Architects are finding practical use of fabric coatings that help to fight bacteria or reduce
pollutants in the air — such as titanium dioxide (TiO2) — by applying them in healthcare facility
and clinic designs in which these specialized textiles are used to provide enclosures or
partitions. Healthcare worker apparel can be treated with the same antibacterial/antipollution
finish. Ongoing research in this area will yield many new possibilities, and it is expected to be
the most fertile field of interest for architecture and construction.
Following a trend that began 150 years ago during the American Civil War — which saw the
production of lightweight, portable fabric camp furniture and tents — military research into
materials and performance characteristics continues to drive innovation on the architectural front.
A short list of recent innovations includes flexible photovoltaics (PV), low-pressure fabric
airbeams, and non-radiant fabrics that render military tents or deployable structures invisible to
an infrared heat signature.
The architects and fabric structure experts at New York City-based FTL Design Engineering
Studio have worked closely with the U.S. Army Natick Soldier Research, Development and Engineering
(RD&E) Center, Natick, Mass., on lightweight fabric airbeam-supported structures designed for
use in the Middle East. These deployable structures also incorporate flexible PV panels that help
to generate electricity for lighting the interiors.
Research and collaboration between FTL Design Engineering Studio and the U.S. Army Natick
RD&E Center produced the innovative Large Area Night Maintenance Shelter deployable structure
supported by fabric airbeams and covered by laminated fabric. Photo courtesy of FTL Design
New material developments regularly find a willing partner in couture, as the fashion media
are very adept at publicizing anything new, and designers are in constant need of fresh ideas. For
example, in recent years, fashionistas have embraced the use of “smart textiles,” including
textiles that can carry data as well as lumens — electrotextiles that display a message or colorful
pattern — or textiles that feature high-performance capabilities for combating specific biological
problems (See “French Technical Textiles Industry: Futurotextiles 3: Nexus Of Technology And Art,”
TextileWorld.com, March/April 2013).
A coating of TiO2 on the fabric of the Herself Dress, created by British fashion designer
Helen Storey, works to break down pollution and freshen the air. Photo courtesy of Maxime
Society On The Go
New mobility is driving the need for lighter-weight materials and the demand for more
data-metric information about the environments that people move through. New methods of collecting
and transmitting the data are coming online and will help both the designers of spaces as well as
the users of the spaces in ways that bring greater understanding. For example, the French company
Bodysens S.A.S. has developed a protective hood for firefighters with sensors in the lining that
measure heart rate and other vital signs of the user, and that allows hands-free communication via
digital radio transmission between user and colleagues.
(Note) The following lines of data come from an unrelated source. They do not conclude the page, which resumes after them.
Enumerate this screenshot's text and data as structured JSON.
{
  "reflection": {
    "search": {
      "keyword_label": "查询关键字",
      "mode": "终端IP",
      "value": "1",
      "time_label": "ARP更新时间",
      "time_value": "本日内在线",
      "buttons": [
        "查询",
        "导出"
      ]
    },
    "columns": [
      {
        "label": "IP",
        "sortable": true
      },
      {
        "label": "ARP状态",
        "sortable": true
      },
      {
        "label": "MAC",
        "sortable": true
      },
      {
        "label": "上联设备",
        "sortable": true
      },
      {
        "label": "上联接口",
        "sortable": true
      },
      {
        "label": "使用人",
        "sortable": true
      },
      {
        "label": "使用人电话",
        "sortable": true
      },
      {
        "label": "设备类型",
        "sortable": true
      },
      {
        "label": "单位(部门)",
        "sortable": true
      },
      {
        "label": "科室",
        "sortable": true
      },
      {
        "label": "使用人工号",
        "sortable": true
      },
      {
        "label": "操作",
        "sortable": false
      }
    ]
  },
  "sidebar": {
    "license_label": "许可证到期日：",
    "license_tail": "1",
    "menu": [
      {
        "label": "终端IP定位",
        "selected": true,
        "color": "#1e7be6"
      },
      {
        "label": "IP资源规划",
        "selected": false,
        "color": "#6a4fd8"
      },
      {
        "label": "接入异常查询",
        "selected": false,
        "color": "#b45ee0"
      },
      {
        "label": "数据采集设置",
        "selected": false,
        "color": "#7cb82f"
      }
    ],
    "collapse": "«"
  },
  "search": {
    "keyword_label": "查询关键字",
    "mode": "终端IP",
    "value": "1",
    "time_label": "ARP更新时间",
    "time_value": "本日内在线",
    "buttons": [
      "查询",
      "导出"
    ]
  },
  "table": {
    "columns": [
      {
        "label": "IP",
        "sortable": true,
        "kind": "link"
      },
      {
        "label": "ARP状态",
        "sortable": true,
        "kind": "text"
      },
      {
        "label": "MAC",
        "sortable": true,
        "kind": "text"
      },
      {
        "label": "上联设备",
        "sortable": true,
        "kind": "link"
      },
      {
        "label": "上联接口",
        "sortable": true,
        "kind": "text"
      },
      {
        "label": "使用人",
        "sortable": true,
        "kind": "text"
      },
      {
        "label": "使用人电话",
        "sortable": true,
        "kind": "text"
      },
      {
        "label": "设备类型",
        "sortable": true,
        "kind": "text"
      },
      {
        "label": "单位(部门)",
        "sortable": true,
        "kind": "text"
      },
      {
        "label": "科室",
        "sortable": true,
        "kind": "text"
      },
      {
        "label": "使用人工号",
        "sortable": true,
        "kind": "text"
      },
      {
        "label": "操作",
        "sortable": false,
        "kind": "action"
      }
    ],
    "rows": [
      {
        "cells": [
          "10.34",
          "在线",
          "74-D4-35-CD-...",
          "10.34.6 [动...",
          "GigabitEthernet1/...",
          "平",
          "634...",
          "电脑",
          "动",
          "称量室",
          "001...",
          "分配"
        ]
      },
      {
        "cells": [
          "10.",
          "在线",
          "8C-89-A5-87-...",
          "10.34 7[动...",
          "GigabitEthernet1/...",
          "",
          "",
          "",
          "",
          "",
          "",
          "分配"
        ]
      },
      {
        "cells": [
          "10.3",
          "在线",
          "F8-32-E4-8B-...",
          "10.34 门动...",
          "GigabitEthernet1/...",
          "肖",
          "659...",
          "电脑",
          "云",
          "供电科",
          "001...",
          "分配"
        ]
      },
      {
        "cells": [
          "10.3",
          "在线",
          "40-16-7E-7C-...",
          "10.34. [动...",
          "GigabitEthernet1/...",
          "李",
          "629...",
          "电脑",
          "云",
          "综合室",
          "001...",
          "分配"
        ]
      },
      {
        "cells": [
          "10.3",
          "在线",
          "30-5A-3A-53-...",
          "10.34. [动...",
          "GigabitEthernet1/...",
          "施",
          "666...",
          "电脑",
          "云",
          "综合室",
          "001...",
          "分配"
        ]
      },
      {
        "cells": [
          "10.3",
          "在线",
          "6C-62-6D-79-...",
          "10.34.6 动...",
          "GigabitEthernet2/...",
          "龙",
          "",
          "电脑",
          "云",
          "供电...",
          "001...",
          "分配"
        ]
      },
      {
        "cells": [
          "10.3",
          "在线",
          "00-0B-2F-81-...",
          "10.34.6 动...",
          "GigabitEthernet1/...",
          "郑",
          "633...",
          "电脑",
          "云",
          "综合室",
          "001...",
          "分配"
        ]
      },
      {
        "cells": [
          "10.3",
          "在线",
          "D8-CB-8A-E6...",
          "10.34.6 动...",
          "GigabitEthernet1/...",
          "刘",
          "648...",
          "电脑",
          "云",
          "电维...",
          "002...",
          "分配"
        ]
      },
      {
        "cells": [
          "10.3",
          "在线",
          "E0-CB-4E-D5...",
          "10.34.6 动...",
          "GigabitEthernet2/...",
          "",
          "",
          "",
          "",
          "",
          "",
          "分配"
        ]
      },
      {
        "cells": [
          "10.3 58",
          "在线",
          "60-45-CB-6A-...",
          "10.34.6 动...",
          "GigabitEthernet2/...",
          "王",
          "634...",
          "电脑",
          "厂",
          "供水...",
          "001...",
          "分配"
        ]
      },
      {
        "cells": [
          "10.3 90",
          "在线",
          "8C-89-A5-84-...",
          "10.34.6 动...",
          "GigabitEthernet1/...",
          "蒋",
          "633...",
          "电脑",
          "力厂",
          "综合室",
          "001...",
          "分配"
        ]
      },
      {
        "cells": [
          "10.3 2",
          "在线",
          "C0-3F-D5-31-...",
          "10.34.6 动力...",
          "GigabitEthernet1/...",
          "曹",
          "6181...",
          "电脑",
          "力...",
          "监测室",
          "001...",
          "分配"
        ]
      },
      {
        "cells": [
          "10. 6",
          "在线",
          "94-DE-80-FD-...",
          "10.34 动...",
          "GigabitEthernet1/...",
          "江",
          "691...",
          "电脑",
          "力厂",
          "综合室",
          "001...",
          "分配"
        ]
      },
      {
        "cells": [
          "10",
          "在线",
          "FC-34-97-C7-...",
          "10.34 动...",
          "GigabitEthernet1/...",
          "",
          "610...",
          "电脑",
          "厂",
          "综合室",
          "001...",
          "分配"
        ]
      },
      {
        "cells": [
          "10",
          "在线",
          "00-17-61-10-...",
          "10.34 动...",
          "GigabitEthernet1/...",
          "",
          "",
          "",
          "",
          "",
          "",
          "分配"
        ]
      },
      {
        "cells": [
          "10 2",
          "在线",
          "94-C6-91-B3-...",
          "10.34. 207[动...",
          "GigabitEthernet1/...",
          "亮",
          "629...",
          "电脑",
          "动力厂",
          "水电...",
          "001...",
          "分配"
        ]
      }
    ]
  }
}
Another promising technology involves
chromographic textiles that change color in response to temperature changes. This textile
technology could very well be adapted to the design of medical facilities in which close monitoring
of the environment may be critical and a visual reference to fluctuations may assist doctors and
technicians with treatments.
Lighter, more mobile buildings will be necessary as rapidly shifting public gatherings and
dynamic groups like meetups, impromptu performances and such will require flexible, dynamic spaces.
Pop-up stores will be possible because of durable, lighter-weight materials that provide protection
and colorful, customized graphics.
Another area to watch would be composites. As with air and transportation applications,
composites are going to see increased importance in construction as designers seek greater
performance characteristics at lighter and lighter weights to reduce the building carbon footprint.
High performance and extreme light weight are, increasingly, qualities that can only be attained
with the use of textiles.
Editor’s note: Bruce N. Wright, AIA, is an architect/journalist living in Minneapolis.